Sunday, June 22, 2008

The Effects of Physics in Baseball

Last Monday my friends and I went to play basketball at the park. It was extremely humid outside. It made me into a horrible shooter. When playing in Efrat I can always hit the outside shot but Monday in New York I couldn’t hit any. I was so embarrassed that I couldn't hit any shots, until I realized that I was probably effected by the humidity. Being used to playing in the cool, windy and on the elevated hills of Efrat I guess made me suffer even more from the humidity.

Humidity weighs you down and the sun tires you out. In Israel the sun is very strong and in New York the humidity is ridiculous. I wonder if the Rockies have a hard time adjusting to New York weather also. Humidity weighs down your body and other objects and also messes with your vision. This could effect a baseball game very much. In a humid place the ball will drop faster because the ball will be denser. It will also make your arm tire faster because your arm is heavier and denser. All this together is a big deal and you can now understand why I played poorly while playing basketball in New York.

The Colorado Rockies have the ballpark most favorable to hitters in the MLB. Because of their high altitude the ball travels faster, drops sharper, travels further, flattens and unwinds. This means it’s harder to field, there are less foul balls(more balls in play), more homeruns and curveballs are basically ineffective at Coors Field. A ball hit 400 feet at Sea Level would travel 430 feet in Coors Field. This works the other way around in New Orleans since they are below Sea Level(everyone probably already knows that). The place with the highest altitude in North America is Mexico City and a ball hit 400 feet at Sea Level would travel 450 feet in Mexico City.

Why is any of this relevant to humidity? Because in 2005 the Colorado Rockies decided to experiment by putting all their baseballs in a humidor to make them more dense and therefore lessen the effects of Colorado’s high altitude.

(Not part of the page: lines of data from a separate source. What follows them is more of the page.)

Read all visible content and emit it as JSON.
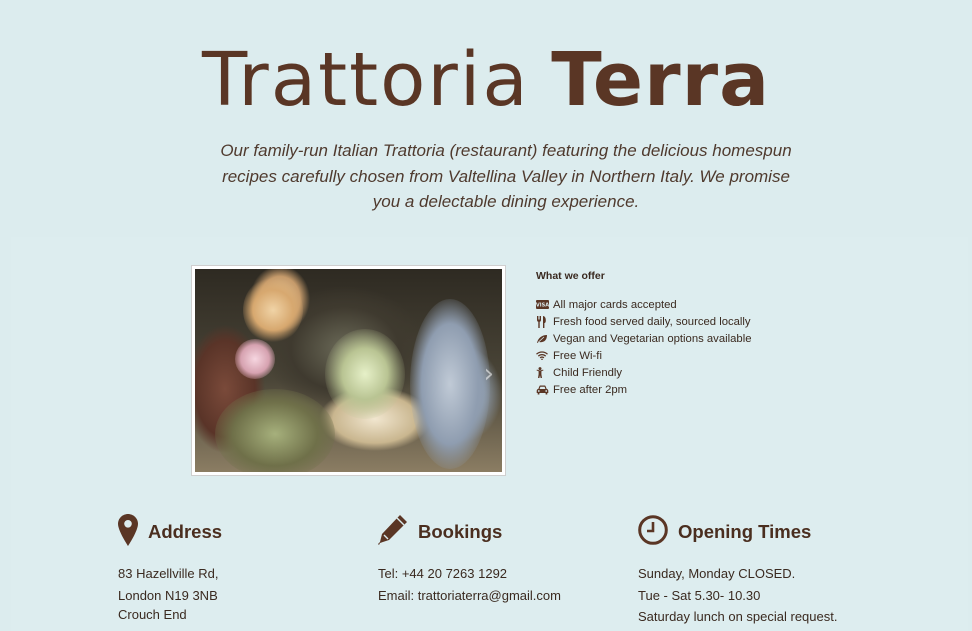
{
  "header": {
    "brand_light": "Trattoria",
    "brand_bold": "Terra",
    "tagline": "Our family-run Italian Trattoria (restaurant) featuring the delicious homespun recipes carefully chosen from Valtellina Valley in Northern Italy. We promise you a delectable dining experience."
  },
  "offer": {
    "title": "What we offer",
    "items": [
      {
        "icon": "credit-card-icon",
        "label": "All major cards accepted"
      },
      {
        "icon": "cutlery-icon",
        "label": "Fresh food served daily, sourced locally"
      },
      {
        "icon": "leaf-icon",
        "label": "Vegan and Vegetarian options available"
      },
      {
        "icon": "wifi-icon",
        "label": "Free Wi-fi"
      },
      {
        "icon": "child-icon",
        "label": "Child Friendly"
      },
      {
        "icon": "car-icon",
        "label": "Free after 2pm"
      }
    ]
  },
  "address": {
    "title": "Address",
    "icon": "map-pin-icon",
    "line1": "83 Hazellville Rd,",
    "line2": "London N19 3NB",
    "line3": "Crouch End"
  },
  "bookings": {
    "title": "Bookings",
    "icon": "pencil-icon",
    "phone": "Tel: +44 20 7263 1292",
    "email": "Email: trattoriaterra@gmail.com"
  },
  "opening": {
    "title": "Opening Times",
    "icon": "clock-icon",
    "line1": "Sunday, Monday CLOSED.",
    "line2": "Tue - Sat 5.30- 10.30",
    "line3": "Saturday lunch on special request."
  },
  "colors": {
    "background": "#dcecee",
    "brand": "#5a3625",
    "text": "#3a2a20"
  }
}
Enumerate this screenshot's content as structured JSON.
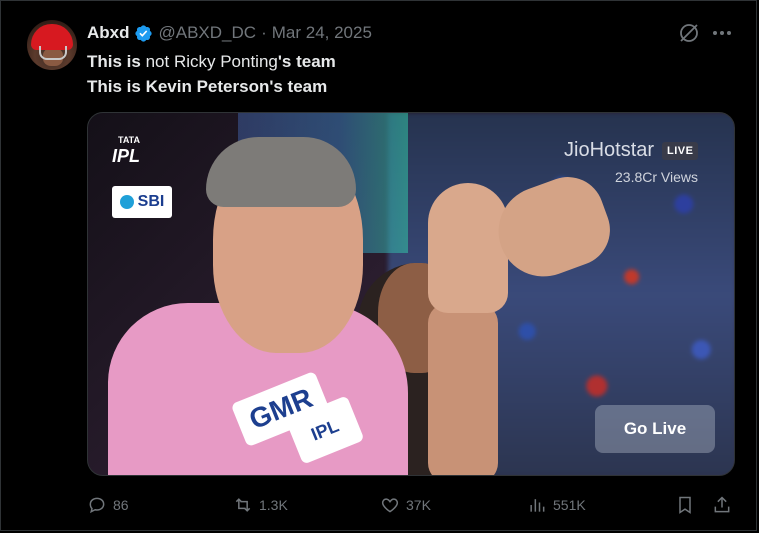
{
  "author": {
    "name": "Abxd",
    "handle": "@ABXD_DC",
    "separator": "·",
    "date": "Mar 24, 2025",
    "verified": true
  },
  "text": {
    "line1_bold_a": "This is",
    "line1_normal": " not Ricky Ponting",
    "line1_bold_b": "'s team",
    "line2": "This is Kevin Peterson's team"
  },
  "media": {
    "brand": "JioHotstar",
    "live_badge": "LIVE",
    "views": "23.8Cr Views",
    "go_live": "Go Live",
    "ipl_tata": "TATA",
    "ipl_label": "IPL",
    "sbi_label": "SBI",
    "jersey_sponsor": "GMR",
    "jersey_badge": "IPL"
  },
  "actions": {
    "replies": "86",
    "reposts": "1.3K",
    "likes": "37K",
    "views": "551K"
  },
  "icons": {
    "verified": "verified-badge-icon",
    "grok": "grok-icon",
    "more": "more-icon",
    "reply": "reply-icon",
    "repost": "repost-icon",
    "like": "heart-icon",
    "views": "views-bar-icon",
    "bookmark": "bookmark-icon",
    "share": "share-icon"
  },
  "colors": {
    "background": "#000000",
    "text": "#e7e9ea",
    "muted": "#71767b",
    "verified": "#1d9bf0",
    "jersey": "#e79ac5"
  }
}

This works because, like I said above humidity weighs objects down so it would make sense for the Rockies to try this. Since 2006 the Rockies homerun totals are still favorable but have decreased heavily. I’m not sure about its other effects but Coors Field is still very much a hitter’s park.